It’s hard to recover from a failure to be reliable, especially at the beginning of a relationship. Taking a moment to pause and reflect on the likely impact of your lack of follow-through can help you to take action in a way that will rebuild trust and bring a sense of relief.
On the last Friday of December, I started reviewing some notes for a casual in-person meeting at 4 pm in a coffeeshop near my house. After reviewing the notes, I checked my email and saw this sequence of emails from the person I planned to meet.
3:17 pm: Hi Abby, here at <local coffee shop>, let me know if this time still works.
3:28 pm: Assuming some snag. Hope all is well, let me know about rescheduling.
I hadn’t looked at my calendar that day (it was during the vortex between Christmas and New Year) and my memory had told me that we were meeting at 4 pm. Nope, we had agreed to meet at 3 pm.

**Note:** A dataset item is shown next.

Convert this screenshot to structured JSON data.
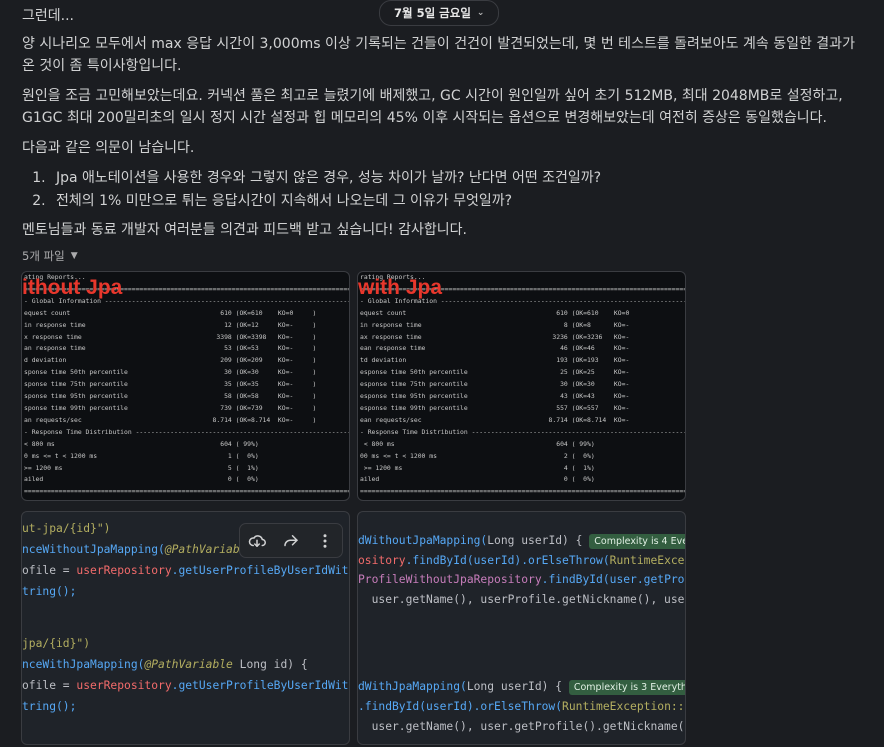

Upon realizing my mistake, I took a moment to pause and reflect. Why does it matter that I missed the meeting? I of course knew that it mattered and even felt my stomach drop when I first read the emails. But why does it matter?
Reliability—the ability to do what you say you’re going to do. By missing the meeting, I had failed to demonstrate reliability. As I discussed in a previous article, reliability is one of the four variables that build trust and it’s often harder to rebuild than the other variables.

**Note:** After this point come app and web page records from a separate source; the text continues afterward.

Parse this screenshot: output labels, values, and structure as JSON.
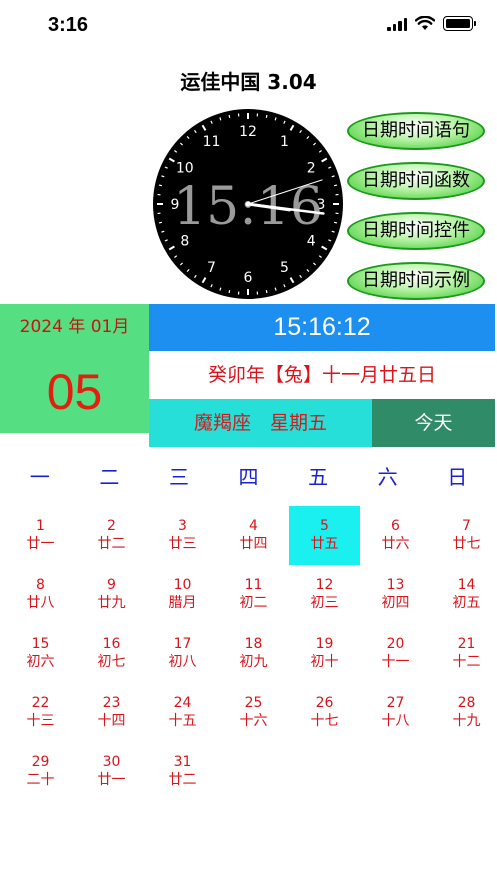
{
  "status_bar": {
    "time": "3:16"
  },
  "app": {
    "title": "运佳中国 3.04"
  },
  "clock": {
    "digital": "15:16",
    "numbers": [
      "12",
      "1",
      "2",
      "3",
      "4",
      "5",
      "6",
      "7",
      "8",
      "9",
      "10",
      "11"
    ],
    "hour": 15,
    "minute": 16,
    "second": 12
  },
  "menu": {
    "sentence": "日期时间语句",
    "functions": "日期时间函数",
    "controls": "日期时间控件",
    "examples": "日期时间示例"
  },
  "panel": {
    "year_month": "2024 年 01月",
    "day": "05",
    "time": "15:16:12",
    "lunar": "癸卯年【兔】十一月廿五日",
    "zodiac_weekday": "魔羯座　星期五",
    "today": "今天"
  },
  "weekdays": [
    "一",
    "二",
    "三",
    "四",
    "五",
    "六",
    "日"
  ],
  "calendar": [
    [
      {
        "d": "1",
        "l": "廿一"
      },
      {
        "d": "2",
        "l": "廿二"
      },
      {
        "d": "3",
        "l": "廿三"
      },
      {
        "d": "4",
        "l": "廿四"
      },
      {
        "d": "5",
        "l": "廿五",
        "selected": true
      },
      {
        "d": "6",
        "l": "廿六"
      },
      {
        "d": "7",
        "l": "廿七"
      }
    ],
    [
      {
        "d": "8",
        "l": "廿八"
      },
      {
        "d": "9",
        "l": "廿九"
      },
      {
        "d": "10",
        "l": "腊月"
      },
      {
        "d": "11",
        "l": "初二"
      },
      {
        "d": "12",
        "l": "初三"
      },
      {
        "d": "13",
        "l": "初四"
      },
      {
        "d": "14",
        "l": "初五"
      }
    ],
    [
      {
        "d": "15",
        "l": "初六"
      },
      {
        "d": "16",
        "l": "初七"
      },
      {
        "d": "17",
        "l": "初八"
      },
      {
        "d": "18",
        "l": "初九"
      },
      {
        "d": "19",
        "l": "初十"
      },
      {
        "d": "20",
        "l": "十一"
      },
      {
        "d": "21",
        "l": "十二"
      }
    ],
    [
      {
        "d": "22",
        "l": "十三"
      },
      {
        "d": "23",
        "l": "十四"
      },
      {
        "d": "24",
        "l": "十五"
      },
      {
        "d": "25",
        "l": "十六"
      },
      {
        "d": "26",
        "l": "十七"
      },
      {
        "d": "27",
        "l": "十八"
      },
      {
        "d": "28",
        "l": "十九"
      }
    ],
    [
      {
        "d": "29",
        "l": "二十"
      },
      {
        "d": "30",
        "l": "廿一"
      },
      {
        "d": "31",
        "l": "廿二"
      }
    ]
  ],
  "colors": {
    "green_panel": "#56de83",
    "time_bar": "#1d8ff0",
    "zodiac_bar": "#25dfd8",
    "today_button": "#2f8b68",
    "selected_cell": "#19f0ef",
    "calendar_text": "#d8151c",
    "weekday_text": "#1a22d0"
  }
}
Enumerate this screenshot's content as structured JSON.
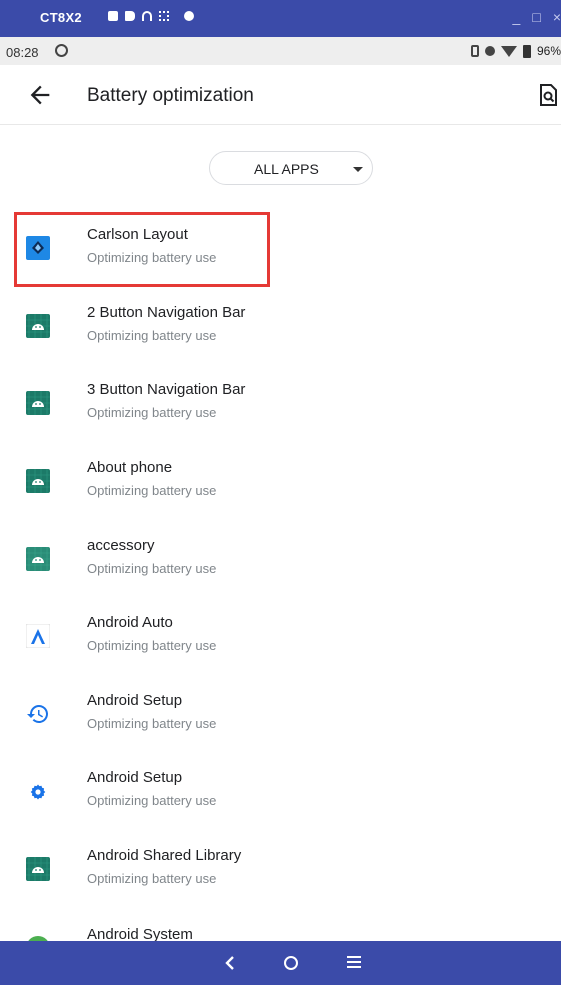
{
  "window": {
    "title": "CT8X2",
    "controls": [
      "_",
      "□",
      "×"
    ]
  },
  "status_bar": {
    "time": "08:28",
    "battery": "96%"
  },
  "app_bar": {
    "title": "Battery optimization"
  },
  "filter": {
    "label": "ALL APPS"
  },
  "apps": [
    {
      "name": "Carlson Layout",
      "status": "Optimizing battery use",
      "icon": "carlson-layout-icon",
      "color": "#1e88e5"
    },
    {
      "name": "2 Button Navigation Bar",
      "status": "Optimizing battery use",
      "icon": "android-robot-icon",
      "color": "#1c7a68"
    },
    {
      "name": "3 Button Navigation Bar",
      "status": "Optimizing battery use",
      "icon": "android-robot-icon",
      "color": "#1c7a68"
    },
    {
      "name": "About phone",
      "status": "Optimizing battery use",
      "icon": "android-robot-icon",
      "color": "#1c7a68"
    },
    {
      "name": "accessory",
      "status": "Optimizing battery use",
      "icon": "android-robot-icon",
      "color": "#2a8c77"
    },
    {
      "name": "Android Auto",
      "status": "Optimizing battery use",
      "icon": "android-auto-icon",
      "color": "#1a73e8"
    },
    {
      "name": "Android Setup",
      "status": "Optimizing battery use",
      "icon": "restore-history-icon",
      "color": "#1a73e8"
    },
    {
      "name": "Android Setup",
      "status": "Optimizing battery use",
      "icon": "gear-icon",
      "color": "#1a73e8"
    },
    {
      "name": "Android Shared Library",
      "status": "Optimizing battery use",
      "icon": "android-robot-icon",
      "color": "#1c7a68"
    },
    {
      "name": "Android System",
      "status": "",
      "icon": "android-system-icon",
      "color": "#4caf50"
    }
  ],
  "colors": {
    "chrome_bar": "#3b4ba9",
    "highlight": "#e53935"
  }
}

By missing the meeting, I was eroding the trust in our relationship.
What to do? After the momentary pause, I picked up the phone and called the person. First, I apologized. Then I acknowledged the impact (wasted their time) and asked to reschedule. After the call, I sent a followup email to suggest dates for rescheduling.
There are few things to note about the conversation.
First, I didn’t offer a long drawn-out apology. I said that I was sorry and offered a short explanation (not an excuse) about why I missed the call. Overdoing the apology risks making it more about you than the other person; you might make them feel guilty that you’re feeling so bad.
I then acknowledged the impact of my lack of reliability by noting that my failure to follow through likely wasted their time. This demonstrates an understanding of the other person's experience (a.k.a. empathy), which is a token of intimacy—one of the other four trust variables).
My quick response gave me a sense of relief since I took action to address the issue. Hopefully, this also gave the other person some relief as they saw it as a display of respect for them and their time.
If you fail to be reliable, take a moment to step back and consider your action within the context of building trust. This quick reframing—which only takes as long as finding a contact in your phone—can set you up for a productive recovery and a quick response can offer relief to both participants.
And remember, you’re going to make mistakes. The trust variables can help you identify how to make it right again.